Incorrectly classifying workers could become very costly with the addition of this new penalty to the government’s arsenal. As exemplified above, some employers could face penalties in excess of $100,000 per year. Thus, it is very important employers evaluate whether their independent contractors are at risk of being reclassified as employees.

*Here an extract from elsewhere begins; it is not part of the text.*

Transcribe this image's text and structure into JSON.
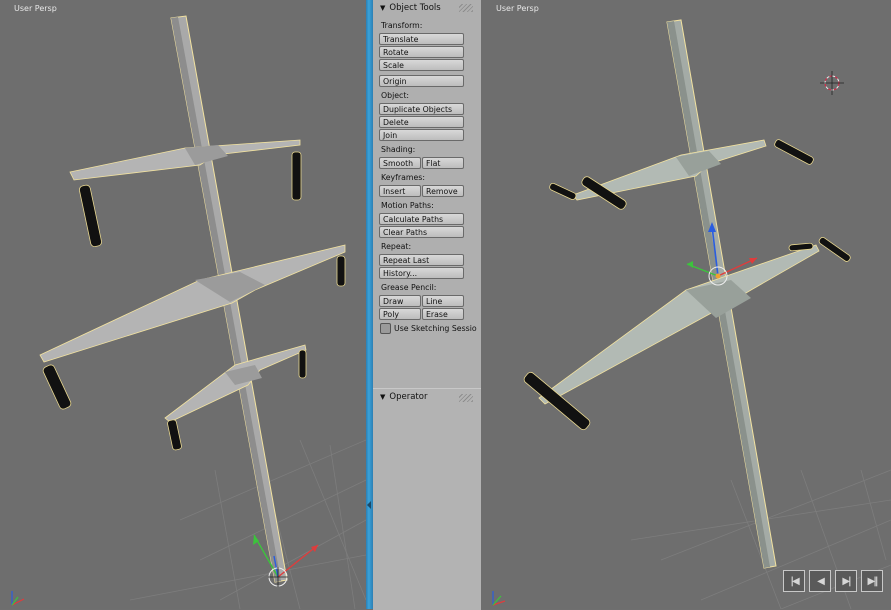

Larry J. Brant is a Shareholder in Garvey Schubert Barer, a law firm based out of the Pacific Northwest, with offices in Seattle, Washington; Portland, Oregon; New York, New York; Washington, D.C.; and Beijing, China. Mr. Brant practices in the Portland office. His practice focuses on tax, tax controversy and transactions. Mr. Brant is a past Chair of the Oregon State Bar Taxation Section. He was the long term Chair of the Oregon Tax Institute, and is currently a member of the Board of Directors of the Portland Tax Forum. Mr. Brant has served as an adjunct professor, teaching corporate taxation, at Northwestern School of Law, Lewis and Clark College. He is an Expert Contributor to Thomson Reuters Checkpoint Catalyst. Mr. Brant is a Fellow in the American College of Tax Counsel. He publishes articles on numerous income tax issues, including Taxation of S Corporations, Reasonable Compensation, Circular 230, Worker Classification, IRC § 1031 Exchanges, Choice of Entity, Entity Tax Classification, and State and Local Taxation. Mr. Brant is a frequent lecturer at local, regional and national tax and business conferences for CPAs and attorneys. He was the 2015 Recipient of the Oregon State Bar Tax Section Award of Merit.
Upcoming Speaking Engagements
- "Subchapter S After the Tax Cuts and Jobs Act – the Good, the Bad and the Ugly," Hawaii Association of Public Accountants ConferenceLas Vegas, NV, 6.14.19
- "The Road Between Subchapter C and Subchapter S – It May Be a Well-Traveled Two-Way Thoroughfare, but It Isn’t Free of Potholes and Obstacles," New York University Tax Conferences in July – Advanced Conference on Subchapter SNew York NY, 7.25.19-7.26.19
- "Tax Law Update for Family Law Practitioners," Oregon State Bar - Family Law Section 2019 Annual ConferenceSunriver, OR, 10.10.19-10.12.19
- "Subchapter S After the Tax Cuts and Jobs Act – the Good, the Bad and the Ugly," Oregon Society of Certified Public Accountants (OSCPA) 2019 Northwest Federal Tax ConferencePortland, OR, 10.28.19